The committee voted via conference call Monday after negotiations with NBC failed, two sources familiar with the call confirmed. The RNC initially suspended the relationship with NBC on Oct. 30, following a debate on CNBC that angered many of the campaigns and the RNC for the network’s handling of the debate format and the moderators’ line of questioning.
At the time, NBC said it looked forward to working in “good faith to resolve this matter with the Republican Party.”
Though NBC won’t be a part of the debate, NBC-owned Telemundo will still take part as will the original conservative media partner National Review. Salem Communications, which has partnered with CNN for its previous two Republican primary debates will also participate.
“The Republican National Committee has decided to move forward without NBC’s participation in our February debate in Houston, Texas. The RNC has awarded the debate to CNN, who will broadcast it on Thursday, February 25th in Houston at a location to be decided,” RNC Chairman Reince Priebus wrote in a statement.

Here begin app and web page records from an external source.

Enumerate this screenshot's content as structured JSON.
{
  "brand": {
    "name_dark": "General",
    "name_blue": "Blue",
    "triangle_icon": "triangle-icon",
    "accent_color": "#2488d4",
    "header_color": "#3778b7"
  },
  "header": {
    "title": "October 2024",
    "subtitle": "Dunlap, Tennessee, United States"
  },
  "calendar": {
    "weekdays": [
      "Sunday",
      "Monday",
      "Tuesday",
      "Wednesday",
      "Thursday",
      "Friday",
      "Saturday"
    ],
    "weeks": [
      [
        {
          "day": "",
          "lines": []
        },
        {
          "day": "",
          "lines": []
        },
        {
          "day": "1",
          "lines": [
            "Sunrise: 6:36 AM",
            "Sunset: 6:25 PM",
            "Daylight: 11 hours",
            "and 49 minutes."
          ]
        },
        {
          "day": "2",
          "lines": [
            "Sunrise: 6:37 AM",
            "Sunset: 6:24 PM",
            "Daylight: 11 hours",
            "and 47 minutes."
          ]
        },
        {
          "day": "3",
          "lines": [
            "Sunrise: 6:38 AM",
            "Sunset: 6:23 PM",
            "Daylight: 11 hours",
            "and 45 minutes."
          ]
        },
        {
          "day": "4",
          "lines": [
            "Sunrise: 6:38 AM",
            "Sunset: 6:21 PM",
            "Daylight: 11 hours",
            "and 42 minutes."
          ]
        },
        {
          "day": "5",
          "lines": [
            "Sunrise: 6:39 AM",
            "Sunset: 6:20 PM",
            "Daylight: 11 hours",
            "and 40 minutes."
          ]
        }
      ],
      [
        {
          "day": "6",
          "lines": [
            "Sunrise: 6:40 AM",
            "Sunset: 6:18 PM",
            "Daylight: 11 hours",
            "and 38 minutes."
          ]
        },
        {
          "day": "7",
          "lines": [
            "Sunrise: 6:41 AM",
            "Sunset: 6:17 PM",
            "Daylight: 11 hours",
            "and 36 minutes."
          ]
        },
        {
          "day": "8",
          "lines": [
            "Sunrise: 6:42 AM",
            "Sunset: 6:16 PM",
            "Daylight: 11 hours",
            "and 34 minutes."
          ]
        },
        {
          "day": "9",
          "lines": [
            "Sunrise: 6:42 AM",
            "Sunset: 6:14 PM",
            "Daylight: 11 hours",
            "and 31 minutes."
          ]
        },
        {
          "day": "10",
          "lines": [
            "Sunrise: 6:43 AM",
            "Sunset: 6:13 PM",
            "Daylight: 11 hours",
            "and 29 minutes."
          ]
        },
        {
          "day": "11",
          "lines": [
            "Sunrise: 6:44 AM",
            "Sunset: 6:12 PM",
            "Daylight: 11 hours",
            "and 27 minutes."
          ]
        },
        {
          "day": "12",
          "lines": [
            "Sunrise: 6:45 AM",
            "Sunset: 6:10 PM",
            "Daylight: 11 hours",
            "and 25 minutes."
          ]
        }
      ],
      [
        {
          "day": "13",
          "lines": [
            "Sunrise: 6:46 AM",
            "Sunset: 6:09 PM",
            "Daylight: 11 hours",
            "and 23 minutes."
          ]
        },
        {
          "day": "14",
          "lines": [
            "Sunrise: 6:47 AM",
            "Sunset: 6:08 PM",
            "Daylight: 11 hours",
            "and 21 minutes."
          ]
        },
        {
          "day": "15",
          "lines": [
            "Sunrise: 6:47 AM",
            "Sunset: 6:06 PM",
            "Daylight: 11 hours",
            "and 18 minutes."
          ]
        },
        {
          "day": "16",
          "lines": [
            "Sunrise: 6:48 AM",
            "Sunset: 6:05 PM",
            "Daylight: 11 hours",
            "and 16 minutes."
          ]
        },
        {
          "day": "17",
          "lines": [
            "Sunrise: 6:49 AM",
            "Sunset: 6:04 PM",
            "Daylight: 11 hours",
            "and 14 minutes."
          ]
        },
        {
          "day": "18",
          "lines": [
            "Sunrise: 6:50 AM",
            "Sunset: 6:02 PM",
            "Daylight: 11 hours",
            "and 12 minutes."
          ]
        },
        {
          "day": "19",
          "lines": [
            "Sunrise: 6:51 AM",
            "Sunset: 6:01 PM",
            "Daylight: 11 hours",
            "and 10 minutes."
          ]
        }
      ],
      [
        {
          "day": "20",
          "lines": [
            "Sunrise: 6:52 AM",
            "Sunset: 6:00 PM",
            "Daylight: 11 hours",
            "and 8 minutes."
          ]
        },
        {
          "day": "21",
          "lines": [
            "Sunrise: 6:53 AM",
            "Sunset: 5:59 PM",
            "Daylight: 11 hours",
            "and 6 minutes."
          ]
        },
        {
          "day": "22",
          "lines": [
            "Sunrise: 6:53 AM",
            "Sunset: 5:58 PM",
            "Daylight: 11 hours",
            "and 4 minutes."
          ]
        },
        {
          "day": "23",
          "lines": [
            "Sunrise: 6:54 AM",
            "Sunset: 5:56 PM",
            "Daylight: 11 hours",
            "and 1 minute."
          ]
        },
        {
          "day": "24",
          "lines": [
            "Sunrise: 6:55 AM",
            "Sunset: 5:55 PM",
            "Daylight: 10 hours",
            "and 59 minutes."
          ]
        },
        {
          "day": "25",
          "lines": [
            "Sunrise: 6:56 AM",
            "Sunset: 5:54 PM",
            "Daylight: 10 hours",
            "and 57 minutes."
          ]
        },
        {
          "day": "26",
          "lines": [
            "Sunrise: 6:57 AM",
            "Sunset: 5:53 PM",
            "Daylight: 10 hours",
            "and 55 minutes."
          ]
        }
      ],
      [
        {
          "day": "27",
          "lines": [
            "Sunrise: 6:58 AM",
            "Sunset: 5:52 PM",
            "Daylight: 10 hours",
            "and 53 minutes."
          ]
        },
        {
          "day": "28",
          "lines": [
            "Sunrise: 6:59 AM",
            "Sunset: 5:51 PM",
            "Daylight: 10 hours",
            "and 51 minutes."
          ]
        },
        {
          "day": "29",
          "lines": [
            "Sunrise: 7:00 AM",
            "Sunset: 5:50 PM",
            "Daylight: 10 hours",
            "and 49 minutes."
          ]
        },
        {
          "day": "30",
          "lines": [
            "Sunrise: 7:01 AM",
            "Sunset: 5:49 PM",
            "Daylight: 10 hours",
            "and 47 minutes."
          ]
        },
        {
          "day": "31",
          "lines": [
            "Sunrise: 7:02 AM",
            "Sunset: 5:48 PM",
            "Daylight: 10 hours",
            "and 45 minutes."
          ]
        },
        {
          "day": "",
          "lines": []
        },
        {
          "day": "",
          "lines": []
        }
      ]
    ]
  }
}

CNN has already hosted two of the Republican debates this cycle, in September at the Reagan Library in California and last month in Las Vegas. The network will also host another debate in Florida in March, meaning that CNN will host as many debates for the GOP as Fox News Channel and Fox Business Network combined. By and large, the CNN debates have been quite good, although both of them were characterized by large numbers of people on the main stage thanks to the size of the Republican field. One suspects that the field will be much smaller by the time the February debate rolls around, and certainly much smaller by the time the March debate rolls around. Indeed, by the time that March debate rolls around the GOP field is likely to be winnowed down to two or three candidates, which could make things quite interesting to say the least. At the very least, I think we can say with confidence that there will be no undercard debate in March, and probably not in February either, so that will be an hour of our time that won’t be wasted.

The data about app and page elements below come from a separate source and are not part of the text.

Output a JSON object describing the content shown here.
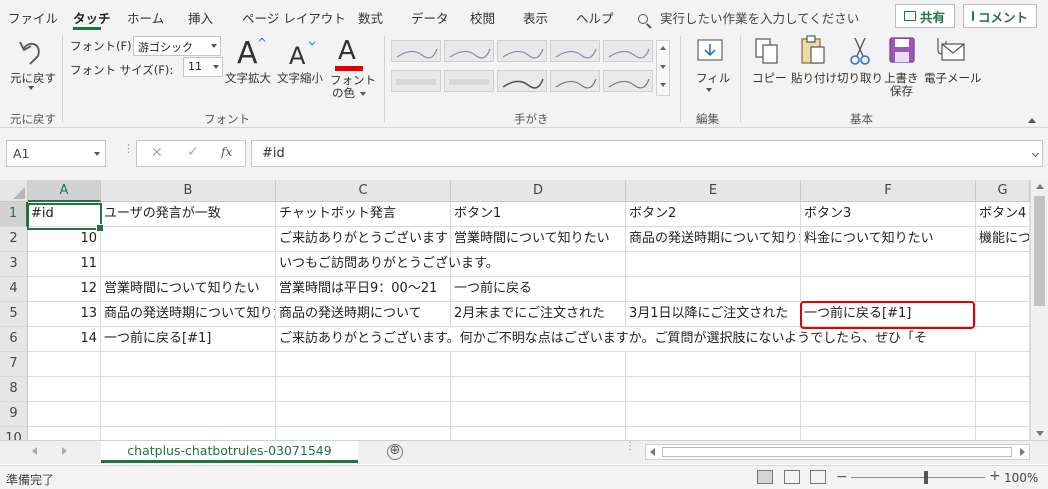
{
  "menu": {
    "tabs": [
      "ファイル",
      "タッチ",
      "ホーム",
      "挿入",
      "ページ レイアウト",
      "数式",
      "データ",
      "校閲",
      "表示",
      "ヘルプ"
    ],
    "active_tab": "タッチ",
    "tell_me": "実行したい作業を入力してください",
    "share": "共有",
    "comment": "コメント"
  },
  "ribbon": {
    "undo": {
      "line1": "元に戻す",
      "group": "元に戻す"
    },
    "font": {
      "font_label": "フォント(F):",
      "font_value": "游ゴシック",
      "size_label": "フォント サイズ(F):",
      "size_value": "11",
      "grow": "文字拡大",
      "shrink": "文字縮小",
      "color_line1": "フォント",
      "color_line2": "の色",
      "group": "フォント"
    },
    "handwriting": {
      "group": "手がき"
    },
    "edit": {
      "fill": "フィル",
      "group": "編集"
    },
    "basic": {
      "copy": "コピー",
      "paste": "貼り付け",
      "cut": "切り取り",
      "save_line1": "上書き",
      "save_line2": "保存",
      "email": "電子メール",
      "group": "基本"
    },
    "colors": {
      "accent": "#217346",
      "font_color_bar": "#e00000"
    }
  },
  "formula_bar": {
    "name_box": "A1",
    "fx": "fx",
    "formula": "#id"
  },
  "grid": {
    "columns": [
      "A",
      "B",
      "C",
      "D",
      "E",
      "F",
      "G"
    ],
    "rows": [
      "1",
      "2",
      "3",
      "4",
      "5",
      "6",
      "7",
      "8",
      "9",
      "10"
    ],
    "cells": {
      "r1": [
        "#id",
        "ユーザの発言が一致",
        "チャットボット発言",
        "ボタン1",
        "ボタン2",
        "ボタン3",
        "ボタン4"
      ],
      "r2": [
        "10",
        "",
        "ご来訪ありがとうございます",
        "営業時間について知りたい",
        "商品の発送時期について知りたい",
        "料金について知りたい",
        "機能について"
      ],
      "r3": [
        "11",
        "",
        "いつもご訪問ありがとうございます。",
        "",
        "",
        "",
        ""
      ],
      "r4": [
        "12",
        "営業時間について知りたい",
        "営業時間は平日9：00～21",
        "一つ前に戻る",
        "",
        "",
        ""
      ],
      "r5": [
        "13",
        "商品の発送時期について知りたい",
        "商品の発送時期について",
        "2月末までにご注文された",
        "3月1日以降にご注文された",
        "一つ前に戻る[#1]",
        ""
      ],
      "r6": [
        "14",
        "一つ前に戻る[#1]",
        "ご来訪ありがとうございます。何かご不明な点はございますか。ご質問が選択肢にないようでしたら、ぜひ「そ",
        "",
        "",
        "",
        ""
      ]
    }
  },
  "sheets": {
    "active": "chatplus-chatbotrules-03071549",
    "add": "⊕"
  },
  "status": {
    "text": "準備完了",
    "zoom": "100%",
    "zoom_minus": "−",
    "zoom_plus": "+"
  }
}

Interestingly, the RNC will continue its relationship for the February debate with Telemundo for a Spanish simulcast of the debate notwithstanding the fact that Telemundo is owned by NBC’s parent company. If nothing else, this is a sign that the party is at least partly aware of the value of trying to keep reaching out to the Latino community notwithstanding the fact that Donald Trump’s candidacy has largely been a walking, talking warning sign to that community that the Republican Party isn’t really the place for them. It’s unclear though, if Telemundo reporters will be participating in the questioning of the candidates. If it does, the most logical candidate for that role would be Jose Diaz-Balart, although that could be awkward since Diaz-Balart is also an anchor on MSNBC. In any case, it was always clear that this February debate would go forward, the only question was where it would air. Apparently, the RNC is sending the message that it has no real confidence in NBC News as an institution and, after the CNBC debacle I can’t say I blame them.